Electronic Communications

Electronic Communications, including, but not limited to, emails, text messages, SMS messages, internet-based video conferencing through applications as Skype and Face Time through iPhones and iPads, for example (hereinafter “Electronic Communications”) provide an opportunity to communicate with your healthcare provider relative to issues that are non-emergent, non-urgent, and non-critical.

Your healthcare provider will treat Electronic communications with the same degree of privacy and confidentiality as written records. Your healthcare provider has taken reasonable steps with internal information technology systems to protect the security and privacy of your personal identifying and health information in accordance with the security guidelines required by the Health information Protection and Accountability Act of 1992, as amended (HIPAA).

However, patients need to be aware that:

– Electronic communications carry risks to confidentiality and security of the transmitted content. The confidentiality and security of your electronic communications cannot be guaranteed.

– Electronic communications should not be considered a replacement for face-to-face contact with Dr. Alan Manevitz that is the very basis of the doctor-patient relationship.

– Urgent Health Matters or Crisis Situations. Electronic communications may not be used for urgent matters that would require a response in less than 72 hours, nor should it be used for life-threatening or serious life-altering matters. If this is an emergency, or if you have thoughts of hurting yourself or hurting others, please call Dr. Manevitz immediately at 212-751-5072, go to an Emergency Room, or dial 911 or for Emergency Services.

– Dr. Manevitz checks his e-mail at least twice a day on weekdays and sporadically on weekends. Replies may take several days. Messages directed to Dr. Manevitz during business days will be responded to within 72 hours. If you have not received a reply within 72 hours, please call our office at 212-751-5072. Messages may be viewed and/or responded to by the staff. Messages from patient and replies from provider will be printed and retained in patient’s medical record.

Examples of appropriate use:

-Names, phone numbers, addresses of other facilities/providers to which patient is referred

-Routine test results with interpretation and advice

-Instructions for taking medications. -Pre- and post-operative instructions

-Patient education – could contain links to educational materials and other resources, including nutritional/diet advice

-Replacement for non-urgent telephone messages between patient and provider. -Appointment Setting

-Provision of provider requested patient status reports (i.e., reporting of blood pressure, weights, glucose levels, and other routinely monitored conditions)

Example of inappropriate use:

– Urgent Health Matters or Crisis Situations. If this is an emergency, or if you have thoughts of hurting yourself or hurting others, please call Dr. Manevitz immediately at 212-751-5072, go to an Emergency Room, or dial 911 or for Emergency Services.

-Sensitive and highly confidential subjects (HIV results, drug & alcohol abuse, mental health, etc.) should not be discussed via e-mail. The lack of encryption on your e-mail account could lead to potential interception of the messages. There is also a potential for transmission of messages to unintended recipients.

-Matters with serious consequences or very complicated explanations.

? Subject line of message should contain category of message:

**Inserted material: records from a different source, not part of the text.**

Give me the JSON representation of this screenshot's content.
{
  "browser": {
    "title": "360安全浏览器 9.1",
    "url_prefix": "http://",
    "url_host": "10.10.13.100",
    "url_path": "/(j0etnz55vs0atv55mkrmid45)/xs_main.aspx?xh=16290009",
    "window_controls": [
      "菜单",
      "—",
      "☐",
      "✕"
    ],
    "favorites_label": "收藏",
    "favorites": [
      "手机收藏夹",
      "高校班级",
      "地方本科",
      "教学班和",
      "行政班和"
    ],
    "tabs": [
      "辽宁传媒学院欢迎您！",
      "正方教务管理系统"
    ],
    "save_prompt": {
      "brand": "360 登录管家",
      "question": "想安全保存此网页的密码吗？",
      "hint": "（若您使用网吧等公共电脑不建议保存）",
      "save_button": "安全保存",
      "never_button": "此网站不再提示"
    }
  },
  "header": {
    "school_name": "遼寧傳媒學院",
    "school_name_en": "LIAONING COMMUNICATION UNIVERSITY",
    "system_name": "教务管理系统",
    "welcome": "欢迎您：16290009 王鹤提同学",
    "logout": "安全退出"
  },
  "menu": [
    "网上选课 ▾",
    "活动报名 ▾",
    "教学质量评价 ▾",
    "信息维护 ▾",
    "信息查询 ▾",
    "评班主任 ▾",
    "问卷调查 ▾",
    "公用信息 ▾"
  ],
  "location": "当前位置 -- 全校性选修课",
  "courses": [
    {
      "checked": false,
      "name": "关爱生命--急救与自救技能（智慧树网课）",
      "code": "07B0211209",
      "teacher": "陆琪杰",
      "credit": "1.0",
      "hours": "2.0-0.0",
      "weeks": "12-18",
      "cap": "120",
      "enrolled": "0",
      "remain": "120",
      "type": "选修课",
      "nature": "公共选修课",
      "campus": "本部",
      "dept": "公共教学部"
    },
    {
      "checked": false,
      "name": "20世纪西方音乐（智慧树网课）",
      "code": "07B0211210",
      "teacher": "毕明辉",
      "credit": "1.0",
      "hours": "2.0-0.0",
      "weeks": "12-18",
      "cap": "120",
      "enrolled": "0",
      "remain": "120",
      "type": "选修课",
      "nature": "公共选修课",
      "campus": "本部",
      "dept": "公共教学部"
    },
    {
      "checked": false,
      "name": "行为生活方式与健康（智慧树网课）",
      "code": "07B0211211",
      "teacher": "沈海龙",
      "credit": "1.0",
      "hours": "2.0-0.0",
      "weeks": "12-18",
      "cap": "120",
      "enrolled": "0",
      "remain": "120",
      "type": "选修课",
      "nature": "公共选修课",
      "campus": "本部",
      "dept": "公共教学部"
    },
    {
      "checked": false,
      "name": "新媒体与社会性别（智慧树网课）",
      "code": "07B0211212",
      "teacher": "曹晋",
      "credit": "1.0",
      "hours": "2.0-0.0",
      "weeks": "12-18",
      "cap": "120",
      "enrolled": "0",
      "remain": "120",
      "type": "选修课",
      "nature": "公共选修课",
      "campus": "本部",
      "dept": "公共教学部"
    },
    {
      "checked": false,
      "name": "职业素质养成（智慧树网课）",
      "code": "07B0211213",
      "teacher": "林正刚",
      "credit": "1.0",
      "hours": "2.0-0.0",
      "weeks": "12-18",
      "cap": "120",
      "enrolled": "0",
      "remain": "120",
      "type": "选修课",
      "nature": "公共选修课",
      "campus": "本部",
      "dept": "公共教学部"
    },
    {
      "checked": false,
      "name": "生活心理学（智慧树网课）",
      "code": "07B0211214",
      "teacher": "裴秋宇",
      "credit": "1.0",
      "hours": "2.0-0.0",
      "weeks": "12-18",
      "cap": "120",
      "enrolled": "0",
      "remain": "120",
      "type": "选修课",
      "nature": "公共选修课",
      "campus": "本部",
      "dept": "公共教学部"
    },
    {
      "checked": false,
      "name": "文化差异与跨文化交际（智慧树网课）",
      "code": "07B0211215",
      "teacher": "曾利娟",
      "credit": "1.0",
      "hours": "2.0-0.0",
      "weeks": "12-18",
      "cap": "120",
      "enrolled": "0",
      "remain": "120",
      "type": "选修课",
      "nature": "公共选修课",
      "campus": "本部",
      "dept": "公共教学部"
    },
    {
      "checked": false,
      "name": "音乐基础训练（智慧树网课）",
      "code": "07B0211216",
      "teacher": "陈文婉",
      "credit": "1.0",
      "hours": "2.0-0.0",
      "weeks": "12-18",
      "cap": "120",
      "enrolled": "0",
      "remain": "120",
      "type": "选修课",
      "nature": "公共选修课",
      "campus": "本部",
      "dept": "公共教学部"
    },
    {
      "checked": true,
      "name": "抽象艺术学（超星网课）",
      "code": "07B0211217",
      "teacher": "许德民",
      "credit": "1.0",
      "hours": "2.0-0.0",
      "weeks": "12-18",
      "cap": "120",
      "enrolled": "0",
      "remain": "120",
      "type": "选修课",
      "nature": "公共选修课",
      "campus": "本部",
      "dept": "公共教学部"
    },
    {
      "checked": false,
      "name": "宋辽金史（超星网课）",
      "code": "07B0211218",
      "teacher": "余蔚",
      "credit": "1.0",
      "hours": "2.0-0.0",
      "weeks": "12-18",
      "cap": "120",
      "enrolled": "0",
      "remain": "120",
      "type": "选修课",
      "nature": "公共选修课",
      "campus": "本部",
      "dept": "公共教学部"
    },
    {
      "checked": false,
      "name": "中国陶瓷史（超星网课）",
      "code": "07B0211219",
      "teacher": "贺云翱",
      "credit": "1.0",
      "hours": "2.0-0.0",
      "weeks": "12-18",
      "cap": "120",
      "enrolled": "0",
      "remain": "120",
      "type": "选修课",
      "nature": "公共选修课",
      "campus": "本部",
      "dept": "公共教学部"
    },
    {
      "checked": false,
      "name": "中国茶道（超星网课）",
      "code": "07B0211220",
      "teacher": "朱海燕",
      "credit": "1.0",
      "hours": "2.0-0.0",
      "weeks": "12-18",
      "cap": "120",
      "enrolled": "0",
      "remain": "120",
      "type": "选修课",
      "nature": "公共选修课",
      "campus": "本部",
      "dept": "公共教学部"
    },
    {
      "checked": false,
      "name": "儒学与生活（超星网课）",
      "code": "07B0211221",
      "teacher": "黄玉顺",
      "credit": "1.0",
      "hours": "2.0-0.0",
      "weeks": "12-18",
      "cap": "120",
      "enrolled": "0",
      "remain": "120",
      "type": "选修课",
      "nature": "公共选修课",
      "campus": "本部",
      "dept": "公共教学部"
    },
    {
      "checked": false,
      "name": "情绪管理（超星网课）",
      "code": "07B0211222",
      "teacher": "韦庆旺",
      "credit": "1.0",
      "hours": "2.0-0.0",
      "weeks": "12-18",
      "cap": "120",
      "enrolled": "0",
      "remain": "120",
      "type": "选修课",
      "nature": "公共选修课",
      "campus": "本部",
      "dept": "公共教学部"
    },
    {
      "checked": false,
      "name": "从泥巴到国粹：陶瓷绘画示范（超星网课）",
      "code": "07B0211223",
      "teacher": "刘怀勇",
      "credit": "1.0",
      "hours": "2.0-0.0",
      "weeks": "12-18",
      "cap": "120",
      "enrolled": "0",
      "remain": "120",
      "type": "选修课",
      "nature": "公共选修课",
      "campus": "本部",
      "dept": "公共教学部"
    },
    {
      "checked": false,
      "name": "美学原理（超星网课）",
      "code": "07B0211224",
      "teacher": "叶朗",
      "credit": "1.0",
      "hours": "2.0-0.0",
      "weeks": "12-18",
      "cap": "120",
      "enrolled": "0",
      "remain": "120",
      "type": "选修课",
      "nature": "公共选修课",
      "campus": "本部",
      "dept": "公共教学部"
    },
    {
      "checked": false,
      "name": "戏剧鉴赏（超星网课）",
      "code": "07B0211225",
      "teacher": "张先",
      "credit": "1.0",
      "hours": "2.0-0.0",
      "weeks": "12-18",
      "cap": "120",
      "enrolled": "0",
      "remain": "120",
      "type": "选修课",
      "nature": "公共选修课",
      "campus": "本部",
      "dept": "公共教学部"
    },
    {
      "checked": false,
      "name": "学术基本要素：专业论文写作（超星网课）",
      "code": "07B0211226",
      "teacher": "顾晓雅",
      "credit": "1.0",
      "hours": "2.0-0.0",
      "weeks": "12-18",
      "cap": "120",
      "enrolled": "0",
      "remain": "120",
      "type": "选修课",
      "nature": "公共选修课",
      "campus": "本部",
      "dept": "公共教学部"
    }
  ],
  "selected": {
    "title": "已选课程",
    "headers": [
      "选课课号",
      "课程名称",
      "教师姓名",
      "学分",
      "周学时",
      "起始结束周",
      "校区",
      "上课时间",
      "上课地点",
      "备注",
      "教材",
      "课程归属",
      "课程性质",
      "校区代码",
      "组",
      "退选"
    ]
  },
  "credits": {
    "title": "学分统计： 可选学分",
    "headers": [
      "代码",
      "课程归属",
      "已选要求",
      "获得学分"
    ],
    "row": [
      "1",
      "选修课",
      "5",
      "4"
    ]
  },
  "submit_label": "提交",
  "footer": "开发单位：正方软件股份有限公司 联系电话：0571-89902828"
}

-Prescriptions (for questions/refill requests)

-Status report (for provider-requested patient status report – blood pressure, weights, glucose levels, etc.)

-Other (for categories not identified here)

Patient guidelines:

-If patient shares an e-mail account with family members, there is a risk of revealing confidential information. -If allowed to receive provider e-mail at work, patient should check with employer as to the security/ownership/privacy of that e-mail. Employers do often read employee e-mails stored on company servers or computers. Patients who send e-mails from work should expect their e-mails to be read by their employer.

-Patient will acknowledge receipt of provider e-mail, either with an automatic reply feature of e-mail (if applicable) or by sending a new message to provider with subject line “Received”

-Replies from the provider will usually come to the e-mail addresses from which you sent the original message. You should not expect to be able to initiate e-mail from one address and receive the reply to a different address.

-Patients are requested to telephone the office and/or schedule an appointment by telephone if they feel that the e-mail response is insufficient or they have not received a response in 72 hrs and the matter is urgent

-In the body of the e-mail, patients will include their full name and birth date

-Patient will categorize their message by indicating the nature of the e-mail in the Subject line (see above, “Subject Line of Message Should Contain Category of Message”)